# WHAT IS NEEDED
On every line of the listing, check for "JSON"; copy the lines that have it.

· · · · · · ·

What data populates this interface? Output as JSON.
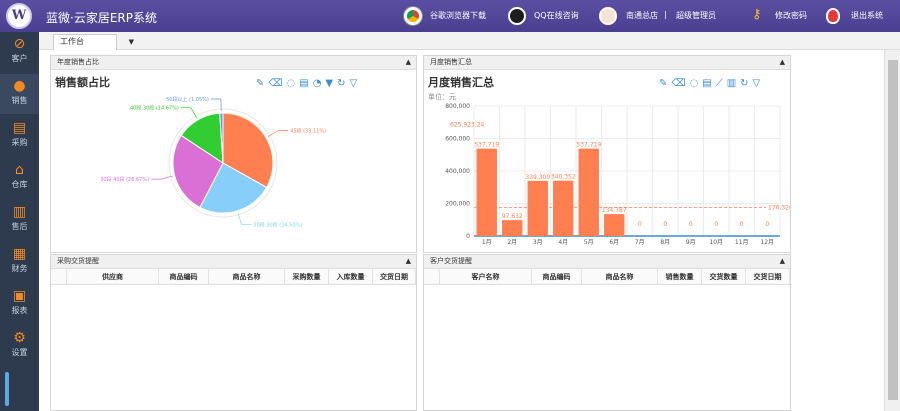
{
  "app": {
    "title": "蓝微·云家居ERP系统",
    "logo_text": "W"
  },
  "topbar": {
    "chrome_download": "谷歌浏览器下载",
    "qq_online": "QQ在线咨询",
    "store": "南通总店",
    "separator": "|",
    "role": "超级管理员",
    "change_password": "修改密码",
    "logout": "退出系统"
  },
  "sidebar": {
    "items": [
      {
        "label": "客户",
        "icon": "compass-icon"
      },
      {
        "label": "销售",
        "icon": "person-icon"
      },
      {
        "label": "采购",
        "icon": "cart-icon"
      },
      {
        "label": "仓库",
        "icon": "home-icon"
      },
      {
        "label": "售后",
        "icon": "chart-icon"
      },
      {
        "label": "财务",
        "icon": "grid-icon"
      },
      {
        "label": "报表",
        "icon": "report-icon"
      },
      {
        "label": "设置",
        "icon": "settings-icon"
      }
    ]
  },
  "tabs": {
    "active": "工作台",
    "caret": "▼"
  },
  "panels": {
    "annual": {
      "header": "年度销售占比",
      "chart_title": "销售额占比"
    },
    "monthly": {
      "header": "月度销售汇总",
      "chart_title": "月度销售汇总",
      "unit": "单位：元"
    },
    "purchase": {
      "header": "采购交货提醒",
      "columns": [
        "供应商",
        "商品编码",
        "商品名称",
        "采购数量",
        "入库数量",
        "交货日期"
      ]
    },
    "customer": {
      "header": "客户交货提醒",
      "columns": [
        "客户名称",
        "商品编码",
        "商品名称",
        "销售数量",
        "交货数量",
        "交货日期"
      ]
    }
  },
  "chart_data": [
    {
      "type": "pie",
      "title": "销售额占比",
      "slices": [
        {
          "label": "45段 (33.11%)",
          "value": 33.11,
          "color": "#ff7f50"
        },
        {
          "label": "30段 30段 (24.50%)",
          "value": 24.5,
          "color": "#87cefa"
        },
        {
          "label": "30段 40段 (26.67%)",
          "value": 26.67,
          "color": "#da70d6"
        },
        {
          "label": "40段 30段 (14.67%)",
          "value": 14.67,
          "color": "#32cd32"
        },
        {
          "label": "50段以上 (1.05%)",
          "value": 1.05,
          "color": "#6495ed"
        }
      ]
    },
    {
      "type": "bar",
      "title": "月度销售汇总",
      "categories": [
        "1月",
        "2月",
        "3月",
        "4月",
        "5月",
        "6月",
        "7月",
        "8月",
        "9月",
        "10月",
        "11月",
        "12月"
      ],
      "values": [
        537719,
        97632,
        339300,
        340352,
        537719,
        134787,
        0,
        0,
        0,
        0,
        0,
        0
      ],
      "data_labels": [
        "537,719",
        "97,632",
        "339,300",
        "340,352",
        "537,719",
        "134,787",
        "0",
        "0",
        "0",
        "0",
        "0",
        "0"
      ],
      "max_label": "625,923.24",
      "average_label": "176,326.27",
      "average": 176326.27,
      "yticks": [
        "0",
        "200,000",
        "400,000",
        "600,000",
        "800,000"
      ],
      "ylim": [
        0,
        800000
      ],
      "bar_color": "#ff7f50",
      "average_color": "#ff7f50"
    }
  ]
}
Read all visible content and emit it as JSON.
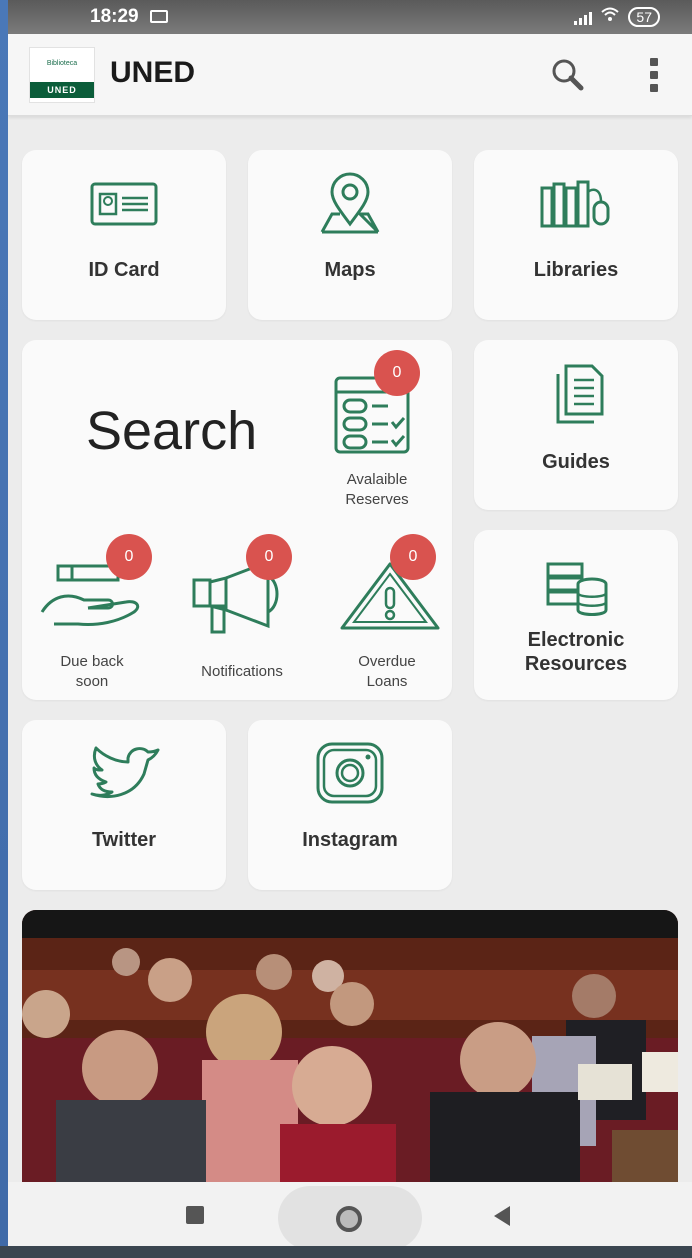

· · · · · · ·

# ANSWER TO THIS EXERCISE
What data populates this interface? Output as JSON.
Read all visible content and emit it as JSON.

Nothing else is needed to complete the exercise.